GIVEN RECORDS -
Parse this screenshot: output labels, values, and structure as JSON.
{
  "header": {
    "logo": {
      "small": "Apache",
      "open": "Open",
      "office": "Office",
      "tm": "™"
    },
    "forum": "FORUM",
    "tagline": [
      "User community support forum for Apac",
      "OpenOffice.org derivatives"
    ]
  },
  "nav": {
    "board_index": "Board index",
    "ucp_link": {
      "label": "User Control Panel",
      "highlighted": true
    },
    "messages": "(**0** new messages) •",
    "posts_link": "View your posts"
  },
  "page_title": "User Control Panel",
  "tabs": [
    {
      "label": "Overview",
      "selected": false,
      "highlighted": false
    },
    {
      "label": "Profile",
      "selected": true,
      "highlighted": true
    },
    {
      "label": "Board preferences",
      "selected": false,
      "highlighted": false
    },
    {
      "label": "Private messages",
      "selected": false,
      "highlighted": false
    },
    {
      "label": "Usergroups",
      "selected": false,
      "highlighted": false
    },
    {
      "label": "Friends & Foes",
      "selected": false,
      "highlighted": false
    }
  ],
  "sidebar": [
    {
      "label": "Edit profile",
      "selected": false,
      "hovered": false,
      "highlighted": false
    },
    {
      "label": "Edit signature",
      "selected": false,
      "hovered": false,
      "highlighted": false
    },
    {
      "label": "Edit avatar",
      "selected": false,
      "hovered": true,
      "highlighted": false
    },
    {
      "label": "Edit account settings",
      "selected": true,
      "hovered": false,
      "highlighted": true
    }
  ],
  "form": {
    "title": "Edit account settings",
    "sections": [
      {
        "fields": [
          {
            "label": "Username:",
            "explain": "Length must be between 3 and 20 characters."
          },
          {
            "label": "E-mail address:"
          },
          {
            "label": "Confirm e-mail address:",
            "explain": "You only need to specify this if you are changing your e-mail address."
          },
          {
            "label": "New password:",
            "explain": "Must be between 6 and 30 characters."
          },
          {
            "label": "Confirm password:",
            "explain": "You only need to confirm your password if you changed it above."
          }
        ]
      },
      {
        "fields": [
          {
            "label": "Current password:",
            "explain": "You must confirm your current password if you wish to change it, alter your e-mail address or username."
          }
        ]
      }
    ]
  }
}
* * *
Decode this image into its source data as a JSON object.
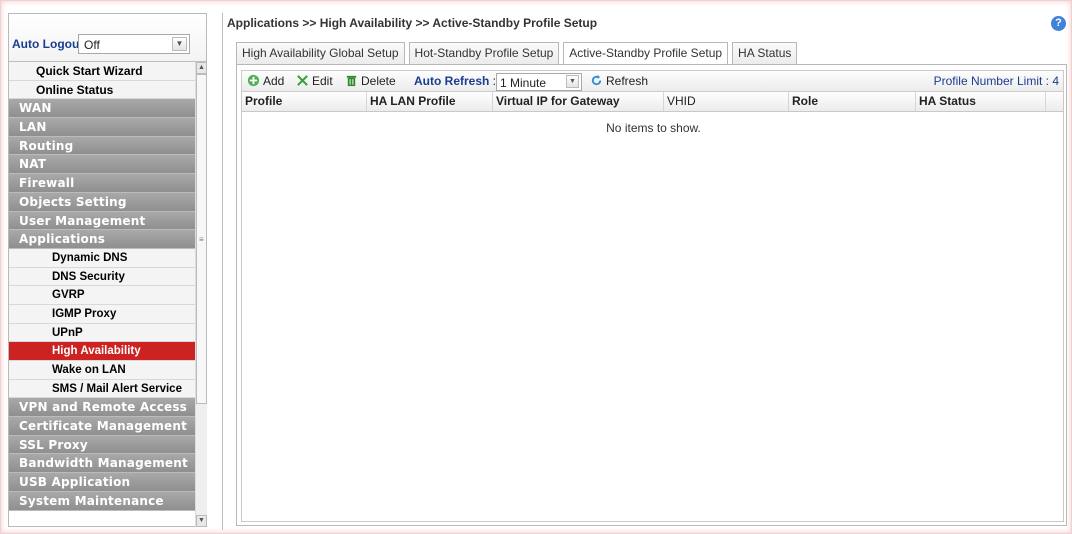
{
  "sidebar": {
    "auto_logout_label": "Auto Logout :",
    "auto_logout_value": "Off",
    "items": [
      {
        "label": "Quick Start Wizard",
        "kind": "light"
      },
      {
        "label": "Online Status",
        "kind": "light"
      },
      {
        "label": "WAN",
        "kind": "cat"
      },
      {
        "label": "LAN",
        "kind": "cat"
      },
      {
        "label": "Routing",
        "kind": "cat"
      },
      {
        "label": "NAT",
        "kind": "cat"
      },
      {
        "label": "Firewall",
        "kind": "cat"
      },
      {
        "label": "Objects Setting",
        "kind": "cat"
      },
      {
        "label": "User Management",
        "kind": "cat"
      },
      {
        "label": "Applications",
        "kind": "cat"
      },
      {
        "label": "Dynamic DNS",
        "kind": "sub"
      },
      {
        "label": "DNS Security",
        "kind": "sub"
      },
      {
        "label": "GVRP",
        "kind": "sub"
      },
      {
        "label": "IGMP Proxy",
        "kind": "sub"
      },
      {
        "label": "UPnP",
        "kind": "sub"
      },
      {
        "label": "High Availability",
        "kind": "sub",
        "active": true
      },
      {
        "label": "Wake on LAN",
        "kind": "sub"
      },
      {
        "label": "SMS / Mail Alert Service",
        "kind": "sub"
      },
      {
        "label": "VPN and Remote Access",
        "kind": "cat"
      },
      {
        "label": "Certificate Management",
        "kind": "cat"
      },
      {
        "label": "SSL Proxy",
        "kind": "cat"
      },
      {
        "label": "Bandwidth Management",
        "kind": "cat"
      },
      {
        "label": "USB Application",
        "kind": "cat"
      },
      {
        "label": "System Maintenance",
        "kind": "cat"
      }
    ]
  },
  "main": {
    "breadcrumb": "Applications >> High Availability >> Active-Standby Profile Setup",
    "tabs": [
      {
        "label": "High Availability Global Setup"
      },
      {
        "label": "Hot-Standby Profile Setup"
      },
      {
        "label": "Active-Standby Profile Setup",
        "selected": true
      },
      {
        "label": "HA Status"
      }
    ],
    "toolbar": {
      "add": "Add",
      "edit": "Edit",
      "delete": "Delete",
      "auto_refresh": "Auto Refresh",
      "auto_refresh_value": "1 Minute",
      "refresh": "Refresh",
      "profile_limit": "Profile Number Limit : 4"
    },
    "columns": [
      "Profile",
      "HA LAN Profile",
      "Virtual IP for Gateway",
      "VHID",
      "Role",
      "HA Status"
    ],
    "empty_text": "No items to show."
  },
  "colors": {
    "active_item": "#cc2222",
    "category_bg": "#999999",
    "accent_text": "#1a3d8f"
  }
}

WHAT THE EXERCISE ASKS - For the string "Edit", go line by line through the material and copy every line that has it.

RESPONSE TO THE EXERCISE -
      "label": "Edit profile",
      "label": "Edit signature",
      "label": "Edit avatar",
      "label": "Edit account settings",
    "title": "Edit account settings",
      "edit": "Edit",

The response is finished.